THE PROBLEM
If a line in the following entries holds the string "Tijuana", include it in the tally. State the total and nothing further.

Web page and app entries
================================
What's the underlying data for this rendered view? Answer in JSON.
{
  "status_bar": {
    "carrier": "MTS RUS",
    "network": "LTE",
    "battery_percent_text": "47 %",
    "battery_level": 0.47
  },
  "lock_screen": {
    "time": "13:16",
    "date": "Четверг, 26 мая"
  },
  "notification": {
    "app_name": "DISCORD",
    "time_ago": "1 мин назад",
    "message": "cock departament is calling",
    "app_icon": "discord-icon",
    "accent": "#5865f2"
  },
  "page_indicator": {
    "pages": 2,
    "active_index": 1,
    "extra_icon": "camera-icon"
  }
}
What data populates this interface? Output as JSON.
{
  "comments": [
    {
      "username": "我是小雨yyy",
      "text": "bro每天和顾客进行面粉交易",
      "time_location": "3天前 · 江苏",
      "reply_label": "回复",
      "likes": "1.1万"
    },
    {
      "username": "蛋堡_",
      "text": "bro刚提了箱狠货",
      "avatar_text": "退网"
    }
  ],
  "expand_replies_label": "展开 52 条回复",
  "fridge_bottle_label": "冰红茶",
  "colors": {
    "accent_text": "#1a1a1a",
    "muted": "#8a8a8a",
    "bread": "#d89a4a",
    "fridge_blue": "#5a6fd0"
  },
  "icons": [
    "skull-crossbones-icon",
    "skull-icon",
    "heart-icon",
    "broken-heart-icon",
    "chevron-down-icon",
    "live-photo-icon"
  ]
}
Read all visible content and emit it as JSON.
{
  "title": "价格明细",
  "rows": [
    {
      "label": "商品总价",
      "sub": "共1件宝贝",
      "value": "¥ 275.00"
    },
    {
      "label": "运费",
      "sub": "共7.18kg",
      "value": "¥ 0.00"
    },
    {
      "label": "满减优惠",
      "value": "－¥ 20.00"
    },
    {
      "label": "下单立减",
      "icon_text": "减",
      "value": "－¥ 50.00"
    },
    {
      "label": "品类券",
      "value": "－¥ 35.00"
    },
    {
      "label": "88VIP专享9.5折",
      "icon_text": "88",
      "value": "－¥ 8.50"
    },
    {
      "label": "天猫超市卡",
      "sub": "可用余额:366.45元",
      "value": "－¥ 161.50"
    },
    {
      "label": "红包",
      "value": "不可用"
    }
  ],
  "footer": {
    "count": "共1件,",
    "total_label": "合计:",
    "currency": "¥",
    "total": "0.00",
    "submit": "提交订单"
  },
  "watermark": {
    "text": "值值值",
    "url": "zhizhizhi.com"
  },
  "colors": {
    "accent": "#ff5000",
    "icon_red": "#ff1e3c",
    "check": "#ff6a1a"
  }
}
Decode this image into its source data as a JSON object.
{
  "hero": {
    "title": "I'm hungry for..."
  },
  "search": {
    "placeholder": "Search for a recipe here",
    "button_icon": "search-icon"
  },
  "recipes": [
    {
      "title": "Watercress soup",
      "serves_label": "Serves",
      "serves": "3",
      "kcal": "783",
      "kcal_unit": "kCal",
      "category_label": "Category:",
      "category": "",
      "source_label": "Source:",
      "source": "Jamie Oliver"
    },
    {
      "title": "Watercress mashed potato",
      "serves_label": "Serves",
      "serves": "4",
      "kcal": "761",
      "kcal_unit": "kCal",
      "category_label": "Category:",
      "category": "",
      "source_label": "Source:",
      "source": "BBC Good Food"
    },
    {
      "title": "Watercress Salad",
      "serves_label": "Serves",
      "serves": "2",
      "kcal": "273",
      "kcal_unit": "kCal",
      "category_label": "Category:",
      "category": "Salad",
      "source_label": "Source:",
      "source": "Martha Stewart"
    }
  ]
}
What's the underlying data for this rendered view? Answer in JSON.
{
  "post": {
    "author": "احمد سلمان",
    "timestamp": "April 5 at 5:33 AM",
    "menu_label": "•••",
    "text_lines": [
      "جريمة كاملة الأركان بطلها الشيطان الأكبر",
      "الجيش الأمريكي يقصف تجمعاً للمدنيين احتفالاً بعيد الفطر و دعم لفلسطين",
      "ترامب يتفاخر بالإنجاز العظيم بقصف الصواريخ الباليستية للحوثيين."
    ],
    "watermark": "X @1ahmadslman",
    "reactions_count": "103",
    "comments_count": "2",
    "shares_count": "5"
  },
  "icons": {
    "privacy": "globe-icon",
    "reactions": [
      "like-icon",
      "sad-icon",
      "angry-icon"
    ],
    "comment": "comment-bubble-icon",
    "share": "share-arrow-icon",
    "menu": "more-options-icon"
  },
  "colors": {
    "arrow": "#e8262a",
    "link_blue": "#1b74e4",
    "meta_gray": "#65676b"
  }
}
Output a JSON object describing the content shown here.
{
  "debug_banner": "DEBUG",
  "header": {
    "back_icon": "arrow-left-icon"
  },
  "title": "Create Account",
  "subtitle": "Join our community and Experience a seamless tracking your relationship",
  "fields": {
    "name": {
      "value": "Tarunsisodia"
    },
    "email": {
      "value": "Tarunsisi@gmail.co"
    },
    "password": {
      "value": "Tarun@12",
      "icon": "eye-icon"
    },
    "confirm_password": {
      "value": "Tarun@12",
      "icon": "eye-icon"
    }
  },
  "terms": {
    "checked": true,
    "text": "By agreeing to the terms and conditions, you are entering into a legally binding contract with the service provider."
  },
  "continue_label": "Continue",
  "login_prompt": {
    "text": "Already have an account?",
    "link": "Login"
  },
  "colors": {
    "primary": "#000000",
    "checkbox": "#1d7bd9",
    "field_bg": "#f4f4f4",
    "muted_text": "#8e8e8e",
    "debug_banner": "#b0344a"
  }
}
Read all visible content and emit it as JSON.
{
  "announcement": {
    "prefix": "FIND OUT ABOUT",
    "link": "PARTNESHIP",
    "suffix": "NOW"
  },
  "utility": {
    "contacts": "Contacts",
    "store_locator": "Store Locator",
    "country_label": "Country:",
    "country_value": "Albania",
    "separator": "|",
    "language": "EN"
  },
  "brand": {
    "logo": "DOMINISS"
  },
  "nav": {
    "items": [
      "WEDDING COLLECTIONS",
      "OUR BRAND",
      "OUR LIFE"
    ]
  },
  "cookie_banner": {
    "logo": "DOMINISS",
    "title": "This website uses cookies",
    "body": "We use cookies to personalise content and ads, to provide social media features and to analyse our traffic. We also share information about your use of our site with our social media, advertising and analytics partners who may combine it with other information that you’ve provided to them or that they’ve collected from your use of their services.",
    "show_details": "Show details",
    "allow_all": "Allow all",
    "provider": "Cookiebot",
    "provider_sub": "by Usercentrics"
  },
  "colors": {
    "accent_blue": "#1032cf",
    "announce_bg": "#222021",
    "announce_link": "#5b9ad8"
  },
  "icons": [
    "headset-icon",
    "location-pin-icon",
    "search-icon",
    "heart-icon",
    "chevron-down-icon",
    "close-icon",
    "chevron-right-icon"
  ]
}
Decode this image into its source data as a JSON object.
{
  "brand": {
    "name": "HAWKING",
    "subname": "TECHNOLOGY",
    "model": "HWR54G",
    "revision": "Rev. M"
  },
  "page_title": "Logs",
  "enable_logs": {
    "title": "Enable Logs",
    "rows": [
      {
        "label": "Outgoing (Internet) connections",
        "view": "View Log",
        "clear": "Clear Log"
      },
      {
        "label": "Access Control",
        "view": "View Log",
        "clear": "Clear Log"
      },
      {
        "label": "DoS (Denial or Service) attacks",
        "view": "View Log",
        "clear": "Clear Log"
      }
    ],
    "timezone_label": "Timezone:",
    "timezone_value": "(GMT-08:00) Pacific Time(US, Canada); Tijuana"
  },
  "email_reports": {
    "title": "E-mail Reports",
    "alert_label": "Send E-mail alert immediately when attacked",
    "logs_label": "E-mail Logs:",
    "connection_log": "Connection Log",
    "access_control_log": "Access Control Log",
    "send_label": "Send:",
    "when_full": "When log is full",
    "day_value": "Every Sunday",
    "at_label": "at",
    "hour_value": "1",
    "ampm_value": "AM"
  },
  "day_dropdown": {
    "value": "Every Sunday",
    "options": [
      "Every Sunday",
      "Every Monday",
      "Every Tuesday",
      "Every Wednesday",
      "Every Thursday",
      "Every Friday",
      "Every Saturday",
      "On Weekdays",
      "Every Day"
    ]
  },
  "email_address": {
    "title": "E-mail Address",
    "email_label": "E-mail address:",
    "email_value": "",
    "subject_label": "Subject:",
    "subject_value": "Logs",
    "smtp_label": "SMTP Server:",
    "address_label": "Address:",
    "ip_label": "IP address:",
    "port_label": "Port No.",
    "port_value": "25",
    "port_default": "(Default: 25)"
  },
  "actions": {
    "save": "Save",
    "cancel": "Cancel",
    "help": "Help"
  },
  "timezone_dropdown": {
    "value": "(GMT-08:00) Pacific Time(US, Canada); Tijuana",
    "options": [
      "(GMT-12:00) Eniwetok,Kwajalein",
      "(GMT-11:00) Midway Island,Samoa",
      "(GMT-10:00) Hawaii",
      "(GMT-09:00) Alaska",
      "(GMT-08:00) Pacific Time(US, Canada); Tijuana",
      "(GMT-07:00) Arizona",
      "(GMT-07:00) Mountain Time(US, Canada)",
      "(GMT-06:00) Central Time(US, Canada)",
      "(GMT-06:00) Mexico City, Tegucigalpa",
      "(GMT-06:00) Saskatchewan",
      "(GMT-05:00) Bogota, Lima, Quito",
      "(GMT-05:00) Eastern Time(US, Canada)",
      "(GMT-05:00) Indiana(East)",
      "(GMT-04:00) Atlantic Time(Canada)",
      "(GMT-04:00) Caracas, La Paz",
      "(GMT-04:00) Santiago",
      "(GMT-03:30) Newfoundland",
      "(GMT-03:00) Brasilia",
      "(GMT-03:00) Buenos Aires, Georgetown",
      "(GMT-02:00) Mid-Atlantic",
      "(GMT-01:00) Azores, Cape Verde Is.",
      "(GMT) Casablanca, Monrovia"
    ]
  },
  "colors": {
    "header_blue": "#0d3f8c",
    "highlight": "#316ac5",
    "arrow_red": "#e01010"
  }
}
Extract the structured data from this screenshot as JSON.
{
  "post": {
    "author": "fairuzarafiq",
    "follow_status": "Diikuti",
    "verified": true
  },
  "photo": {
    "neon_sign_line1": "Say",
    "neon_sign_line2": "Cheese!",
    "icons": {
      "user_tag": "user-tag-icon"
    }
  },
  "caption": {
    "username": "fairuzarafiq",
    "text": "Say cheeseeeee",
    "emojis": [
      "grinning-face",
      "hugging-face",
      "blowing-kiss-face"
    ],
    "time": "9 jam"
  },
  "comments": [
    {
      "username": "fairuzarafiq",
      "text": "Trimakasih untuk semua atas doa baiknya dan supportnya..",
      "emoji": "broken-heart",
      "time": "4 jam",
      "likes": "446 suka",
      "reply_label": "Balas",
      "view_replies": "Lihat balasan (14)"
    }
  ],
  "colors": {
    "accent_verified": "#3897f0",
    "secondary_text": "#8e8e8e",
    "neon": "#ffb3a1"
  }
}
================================
EXERCISE RESULT
3